Bishop was then detained by the deputy for around half an hour. On Election Day, he went to a Yukon church and collected another several hundred signatures. But in the end, it wasn’t enough.
Regarding the incident at the county’s Election Board, Armold said that Bishop was friendly.
“It went smoothly really, but it was kind of an inconvenience,” she said.
And though they disagreed, Bishop indicated that he doesn’t bear any animosity towards anyone. But he does take issue with some elements of the system.
“Oklahoma could more easily legislate themselves if they could do it at polling places. Petitions like this are not trying to change the election or anything on the current ballot. If all political power is inherent in the people, then it stands to reason that they shouldn’t make it more difficult for people to exercise their political power.”
Bishop also said that though he thinks the Sheriff’s Office was wrong on this occasion, he feels that Sheriff Chris West is a big believer in freedom.
As for his own views, Bishop said that he wishes more Oklahomans would realize that they have the power to change legislation.
“I think in general, Oklahomans take for granted their right to legislate. We elect people and then complain. But we can pass laws ourselves with petitions. State Question 788 did it,” he said.
Bishop said he is confident that grassroots movements can make a big difference for the state. He hopes that more petition movements will be started by actual Oklahomans rather than out of state entities.
District 1 Commissioner Marc Hader and District 2 Commissioner David Anderson did not support calling a vote by resolution. Hader did say, however, that he supported the initiative’s right to petition. He feels that petitioners can take pride in their efforts.
District 3 Commissioner Jack Stewart, on the other hand, said he would have supported a resolution.

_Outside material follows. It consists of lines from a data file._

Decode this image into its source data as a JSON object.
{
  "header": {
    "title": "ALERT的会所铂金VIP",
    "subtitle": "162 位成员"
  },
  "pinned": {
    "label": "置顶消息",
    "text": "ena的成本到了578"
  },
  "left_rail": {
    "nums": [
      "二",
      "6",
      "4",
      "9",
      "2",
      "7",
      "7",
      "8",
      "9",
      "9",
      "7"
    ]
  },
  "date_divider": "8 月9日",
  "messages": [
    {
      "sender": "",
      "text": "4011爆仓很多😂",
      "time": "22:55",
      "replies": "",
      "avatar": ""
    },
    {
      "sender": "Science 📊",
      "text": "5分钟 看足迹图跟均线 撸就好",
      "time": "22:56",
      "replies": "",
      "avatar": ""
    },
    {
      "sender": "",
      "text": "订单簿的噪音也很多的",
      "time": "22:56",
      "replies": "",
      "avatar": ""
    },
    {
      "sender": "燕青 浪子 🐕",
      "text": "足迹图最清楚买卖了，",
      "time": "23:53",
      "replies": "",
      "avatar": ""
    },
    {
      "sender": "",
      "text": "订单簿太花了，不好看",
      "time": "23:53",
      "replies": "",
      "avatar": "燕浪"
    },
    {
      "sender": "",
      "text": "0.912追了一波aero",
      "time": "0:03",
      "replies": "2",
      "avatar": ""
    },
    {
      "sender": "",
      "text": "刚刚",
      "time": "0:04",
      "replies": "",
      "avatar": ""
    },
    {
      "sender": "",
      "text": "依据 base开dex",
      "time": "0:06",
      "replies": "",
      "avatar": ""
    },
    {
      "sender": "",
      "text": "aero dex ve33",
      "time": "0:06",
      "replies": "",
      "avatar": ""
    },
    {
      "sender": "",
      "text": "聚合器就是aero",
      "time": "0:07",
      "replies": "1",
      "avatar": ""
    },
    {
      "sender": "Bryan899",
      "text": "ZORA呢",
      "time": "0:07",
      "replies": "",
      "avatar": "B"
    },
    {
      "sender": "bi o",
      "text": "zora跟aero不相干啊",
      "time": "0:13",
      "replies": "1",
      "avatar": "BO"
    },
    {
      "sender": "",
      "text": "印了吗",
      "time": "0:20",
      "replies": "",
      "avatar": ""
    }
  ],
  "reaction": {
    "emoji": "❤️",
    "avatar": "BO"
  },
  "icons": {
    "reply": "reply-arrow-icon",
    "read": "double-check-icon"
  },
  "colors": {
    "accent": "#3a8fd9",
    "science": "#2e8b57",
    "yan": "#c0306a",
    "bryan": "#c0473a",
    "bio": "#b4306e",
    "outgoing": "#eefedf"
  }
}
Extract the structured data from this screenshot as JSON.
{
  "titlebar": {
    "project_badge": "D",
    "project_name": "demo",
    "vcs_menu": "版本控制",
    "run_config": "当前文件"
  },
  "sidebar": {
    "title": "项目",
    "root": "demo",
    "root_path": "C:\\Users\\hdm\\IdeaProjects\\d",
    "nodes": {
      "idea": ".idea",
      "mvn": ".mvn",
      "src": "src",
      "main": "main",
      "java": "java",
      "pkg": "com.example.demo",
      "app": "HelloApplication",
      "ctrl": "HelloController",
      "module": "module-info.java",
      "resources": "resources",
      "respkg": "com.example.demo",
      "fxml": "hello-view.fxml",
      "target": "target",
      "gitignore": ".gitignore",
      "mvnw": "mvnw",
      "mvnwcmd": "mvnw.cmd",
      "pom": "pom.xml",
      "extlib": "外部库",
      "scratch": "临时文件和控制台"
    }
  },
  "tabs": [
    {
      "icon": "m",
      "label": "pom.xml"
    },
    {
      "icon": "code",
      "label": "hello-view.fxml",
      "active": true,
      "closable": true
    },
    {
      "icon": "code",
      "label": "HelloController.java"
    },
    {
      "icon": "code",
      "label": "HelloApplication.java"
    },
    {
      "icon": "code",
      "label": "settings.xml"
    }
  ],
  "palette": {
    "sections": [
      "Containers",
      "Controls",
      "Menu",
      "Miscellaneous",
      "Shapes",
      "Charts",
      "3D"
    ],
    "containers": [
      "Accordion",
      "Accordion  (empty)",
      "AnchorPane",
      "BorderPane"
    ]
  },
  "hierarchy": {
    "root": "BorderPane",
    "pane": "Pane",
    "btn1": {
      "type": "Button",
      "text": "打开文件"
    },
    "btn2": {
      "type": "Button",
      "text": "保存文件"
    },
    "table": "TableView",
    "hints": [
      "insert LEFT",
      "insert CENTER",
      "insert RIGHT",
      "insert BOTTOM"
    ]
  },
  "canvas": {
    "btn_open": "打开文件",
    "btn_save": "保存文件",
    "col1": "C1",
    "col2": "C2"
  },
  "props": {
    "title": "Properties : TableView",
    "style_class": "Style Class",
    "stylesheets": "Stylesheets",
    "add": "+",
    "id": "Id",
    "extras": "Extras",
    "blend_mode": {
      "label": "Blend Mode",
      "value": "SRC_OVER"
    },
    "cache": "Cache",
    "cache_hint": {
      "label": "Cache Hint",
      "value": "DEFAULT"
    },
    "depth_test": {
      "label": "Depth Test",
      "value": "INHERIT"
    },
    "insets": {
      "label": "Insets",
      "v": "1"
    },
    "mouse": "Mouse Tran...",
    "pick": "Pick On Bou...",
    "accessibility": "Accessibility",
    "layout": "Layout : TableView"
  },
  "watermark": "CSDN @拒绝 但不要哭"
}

Bishop said that though he won’t continue the effort in the future, anyone who wants to can open a record request for the petition and start over. If done within the next two years, the numbers required will remain the same.